We have at least the courage of our convictions to say we don’t think this is part of what makes a great product, we’re gonna leave it out. Some people are gonna not like that, they’re gonna call us names, it’s not gonna be in certain companies’ vested interests that we do that but we’re gonna take the heat because we want to make the best product in the world for customers. And we’re gonna instead focus our energy on these technologies which we think are in their ascendancy and we think they’re gonna be the right technologies for customers and—you know what?—they’re paying us to make those choices. That’s what a lot of customers pay us to do, is to try to make the best products we can. And if we succeed, they’ll buy ’em, and if we don’t, they won’t. And it’ll all work itself out.

Lots of good observations from Jobs’ D8 interview, but the above might say the most.

It’s Adobe Flash he’s talking about leaving out, but the gist of the quote has little to do with Adobe or Flash. It’s about Apple’s philosophy of trying to build the best product and then letting the end user decide. Not some IT group. Not some research or analytics firm. Not some tech pundits. Not some advertising company. Not some record label or movie studio. The end user.

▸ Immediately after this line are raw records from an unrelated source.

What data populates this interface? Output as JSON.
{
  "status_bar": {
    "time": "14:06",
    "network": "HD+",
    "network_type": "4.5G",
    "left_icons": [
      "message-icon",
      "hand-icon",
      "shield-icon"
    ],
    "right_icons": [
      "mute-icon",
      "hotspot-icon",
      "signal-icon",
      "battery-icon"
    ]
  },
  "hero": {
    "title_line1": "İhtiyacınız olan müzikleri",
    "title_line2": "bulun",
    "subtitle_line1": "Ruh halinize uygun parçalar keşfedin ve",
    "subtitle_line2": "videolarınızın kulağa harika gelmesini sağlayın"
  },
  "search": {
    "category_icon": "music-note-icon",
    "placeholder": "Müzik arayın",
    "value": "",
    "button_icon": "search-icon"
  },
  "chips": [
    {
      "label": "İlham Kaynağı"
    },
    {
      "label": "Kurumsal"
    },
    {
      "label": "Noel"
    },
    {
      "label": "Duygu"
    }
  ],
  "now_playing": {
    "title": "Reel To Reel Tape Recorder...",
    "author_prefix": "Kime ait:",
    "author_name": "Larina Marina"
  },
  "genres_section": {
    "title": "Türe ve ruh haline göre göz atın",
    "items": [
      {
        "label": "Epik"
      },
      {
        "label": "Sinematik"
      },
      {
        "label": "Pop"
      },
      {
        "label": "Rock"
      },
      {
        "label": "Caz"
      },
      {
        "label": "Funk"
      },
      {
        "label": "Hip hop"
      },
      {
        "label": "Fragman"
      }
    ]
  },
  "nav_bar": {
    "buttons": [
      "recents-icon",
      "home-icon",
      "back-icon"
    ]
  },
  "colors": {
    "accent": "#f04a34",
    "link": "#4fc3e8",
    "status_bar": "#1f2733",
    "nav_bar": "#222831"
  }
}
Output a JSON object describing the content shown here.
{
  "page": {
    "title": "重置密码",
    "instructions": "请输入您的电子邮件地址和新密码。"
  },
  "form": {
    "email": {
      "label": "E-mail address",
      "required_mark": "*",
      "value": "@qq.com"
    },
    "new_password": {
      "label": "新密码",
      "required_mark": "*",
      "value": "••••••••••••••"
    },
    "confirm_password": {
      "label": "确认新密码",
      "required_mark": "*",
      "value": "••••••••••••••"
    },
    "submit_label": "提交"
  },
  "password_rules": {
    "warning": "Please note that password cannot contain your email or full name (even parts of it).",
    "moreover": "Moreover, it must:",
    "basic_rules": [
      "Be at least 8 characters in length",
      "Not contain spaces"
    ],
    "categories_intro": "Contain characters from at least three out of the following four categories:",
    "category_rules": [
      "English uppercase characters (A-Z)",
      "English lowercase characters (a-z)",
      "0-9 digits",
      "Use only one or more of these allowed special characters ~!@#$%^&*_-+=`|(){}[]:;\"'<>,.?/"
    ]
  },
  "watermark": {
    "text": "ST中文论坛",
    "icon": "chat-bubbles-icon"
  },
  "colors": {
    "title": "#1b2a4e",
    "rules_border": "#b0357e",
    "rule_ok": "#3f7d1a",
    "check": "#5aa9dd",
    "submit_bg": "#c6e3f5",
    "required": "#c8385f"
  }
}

You’ve got Microsoft trying to please the enterprise, Google trying to please Madison Avenue, NBC, ABC and CBS trying to please cable operators, etc. In each case the consumer is dealt with using rules and practices designed primarily to keep the pleased entity happy, not the end user. The end user comes second. By contrast, Apple takes their products to the consumer, trying to please the individuals that vote by paying with their own money.